* [Problem]: Show each line of the records in which the word "text" occurs.

* [Raw data]:
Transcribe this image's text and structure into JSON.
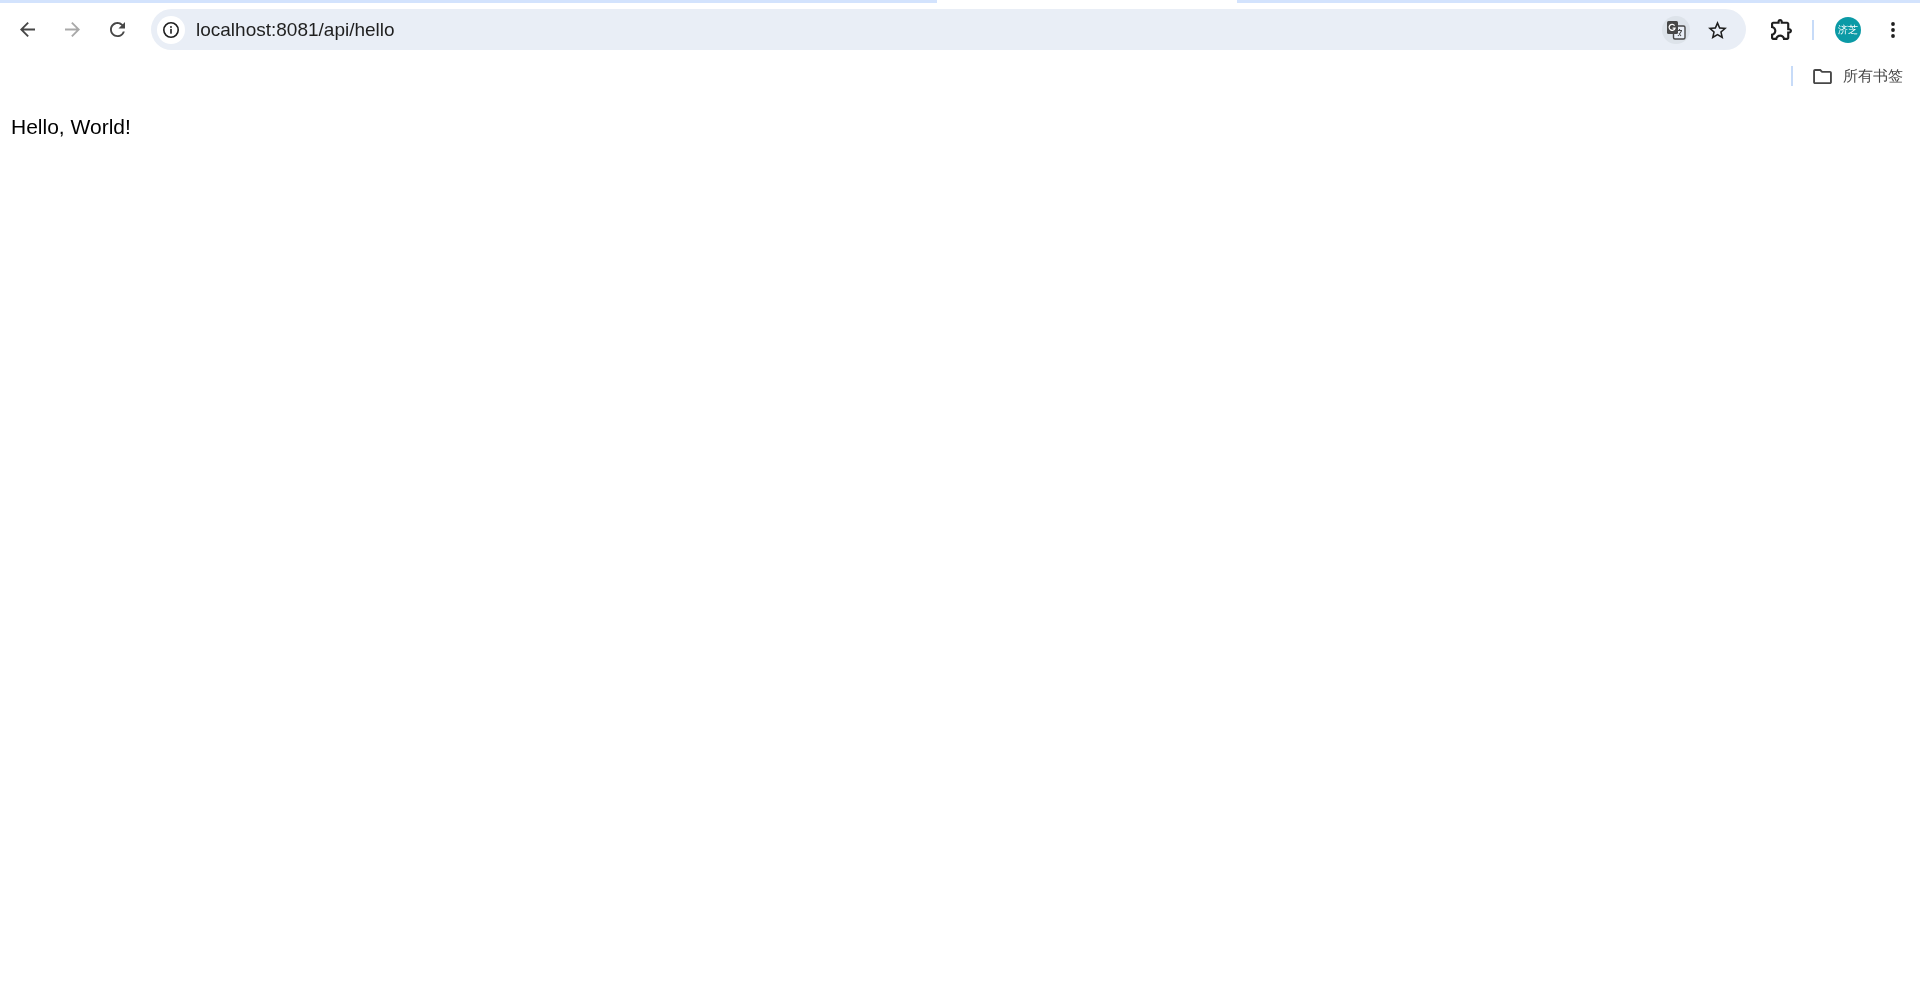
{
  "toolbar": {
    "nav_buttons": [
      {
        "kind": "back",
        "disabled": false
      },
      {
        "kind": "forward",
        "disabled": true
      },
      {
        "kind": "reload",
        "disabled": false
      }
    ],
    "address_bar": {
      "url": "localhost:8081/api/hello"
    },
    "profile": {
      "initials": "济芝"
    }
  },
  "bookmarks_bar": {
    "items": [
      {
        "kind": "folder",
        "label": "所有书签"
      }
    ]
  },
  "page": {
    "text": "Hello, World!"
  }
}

* [Answer to this task]:
Transcribe this image's text and structure into JSON.
    "text": "Hello, World!"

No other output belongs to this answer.